Protecting your home’s plumbing system from freezing temperatures is an essential part of winterization. While indoor pipes have some natural safeguards against the cold, temperatures below 30 degrees Fahrenheit can still be a concern, especially in vulnerable areas like crawl spaces, basements, attics, and under sinks. When the water in these colder spaces freezes, it expands and can cause damage to valves and even lead to cracks, particularly in materials like copper pipes. Thawing pipes can then result in significant leaks that require costly repairs.
To prevent pipes from freezing, take a proactive approach by adjusting your thermostat to a higher temperature overnight. It’s also helpful to keep faucets trickling a small amount of cold water, as the movement of water helps prevent dangerous freezes. Opening cabinet doors under sinks allows warmer indoor air to circulate the pipes, providing an extra layer of protection. Consider installing wraparound pipe insulation and insulation tape, with a focus on metal piping for optimal efficiency. In extremely cold regions, heated cables can be used to line pipes, although this is less common.
11. Winterize Your Pool, Hot Tub, and Water Features
It is important to properly prepare outdoor water features for freezing weather to prevent damage and ensure their longevity. If you own a hot tub, you may choose to keep it operational during the winter, but it is crucial to properly winterize it if it will not be in use. This involves draining the tub, using an air blower to remove any remaining water, and draining other components such as the pump and heater. It is also important to thoroughly clean the tub’s shell and thermal cover and secure it with a latched hard cover to protect it from storms.
For home swimming pools, it is recommended to hire a professional pool closing expert to handle the necessary winterization tasks. This includes draining the water to an appropriate level, adding winterizing chemicals, and safeguarding pool equipment. If you have water features with pumps, similar steps should be taken such as draining the pump, storing it if portable, and moving fountains or bird bath bowls to a sheltered location or covering them with a tarp.
12. Build a Winter Emergency Kit
It is important to anticipate and prepare for emergencies during the winter season to ensure the safety and well-being of your household.
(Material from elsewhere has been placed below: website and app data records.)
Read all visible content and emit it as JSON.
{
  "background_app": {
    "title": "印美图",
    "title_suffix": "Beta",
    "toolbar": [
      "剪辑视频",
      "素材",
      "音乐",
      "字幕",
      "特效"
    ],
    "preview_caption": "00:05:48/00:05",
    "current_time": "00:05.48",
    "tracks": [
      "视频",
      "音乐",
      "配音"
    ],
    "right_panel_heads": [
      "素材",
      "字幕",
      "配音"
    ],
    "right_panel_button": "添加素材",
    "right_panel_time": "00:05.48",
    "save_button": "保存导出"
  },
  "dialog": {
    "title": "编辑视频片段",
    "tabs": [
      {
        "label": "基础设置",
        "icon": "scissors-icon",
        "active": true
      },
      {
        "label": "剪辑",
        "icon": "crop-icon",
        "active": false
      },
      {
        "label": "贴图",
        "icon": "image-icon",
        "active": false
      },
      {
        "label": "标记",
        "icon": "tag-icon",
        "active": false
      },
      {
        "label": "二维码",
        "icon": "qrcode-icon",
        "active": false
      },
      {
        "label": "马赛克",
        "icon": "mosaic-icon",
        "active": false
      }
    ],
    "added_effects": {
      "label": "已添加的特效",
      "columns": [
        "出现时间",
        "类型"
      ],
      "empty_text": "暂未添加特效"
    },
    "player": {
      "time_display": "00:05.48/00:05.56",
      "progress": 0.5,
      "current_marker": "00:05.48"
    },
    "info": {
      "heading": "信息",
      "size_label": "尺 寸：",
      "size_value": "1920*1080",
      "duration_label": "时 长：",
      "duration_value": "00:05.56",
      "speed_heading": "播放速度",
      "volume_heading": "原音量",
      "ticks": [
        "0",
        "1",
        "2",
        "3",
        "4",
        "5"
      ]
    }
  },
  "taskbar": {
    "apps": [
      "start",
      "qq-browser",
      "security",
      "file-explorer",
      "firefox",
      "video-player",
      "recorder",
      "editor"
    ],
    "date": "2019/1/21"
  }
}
Start by evaluating the climate in your area and determining the specific winter supplies you will need for the upcoming cold days. Take the time to assess your emergency supplies and restock any items that may be running low. Remember to include key items in your winter emergency kit.
– Melting ice for sidewalks and paths
– Fuel for snow blowers and generators
– Wood or pellets can be used as fuel for fireplaces.
– Items such as flashlights, batteries, and other essential supplies are necessary to have on hand during power outages.
– Hand warmers are designed to provide additional comfort in cold conditions.
– To mitigate the risk of potential supply disruptions, it is advisable to have additional drinking water on hand.
To bring it all together, winterizing your home is a critical proactive measure to protect your property and ensure the safety and well-being of its inhabitants during the colder months. This comprehensive guide has outlined essential steps, from adjusting the thermostat and draining irrigation systems to sealing vents, enhancing weatherproofing, and prioritizing HVAC maintenance. By addressing outdoor spaces, fuel-based equipment, and plumbing, and by preparing for emergencies, you create a resilient living environment that can withstand winter challenges. Remember, tailoring these measures to your specific climate is crucial, and early preparation is key to maximizing their effectiveness. Winterizing your home is not just a precaution; it’s a necessary investment in the longevity and comfort of your living space.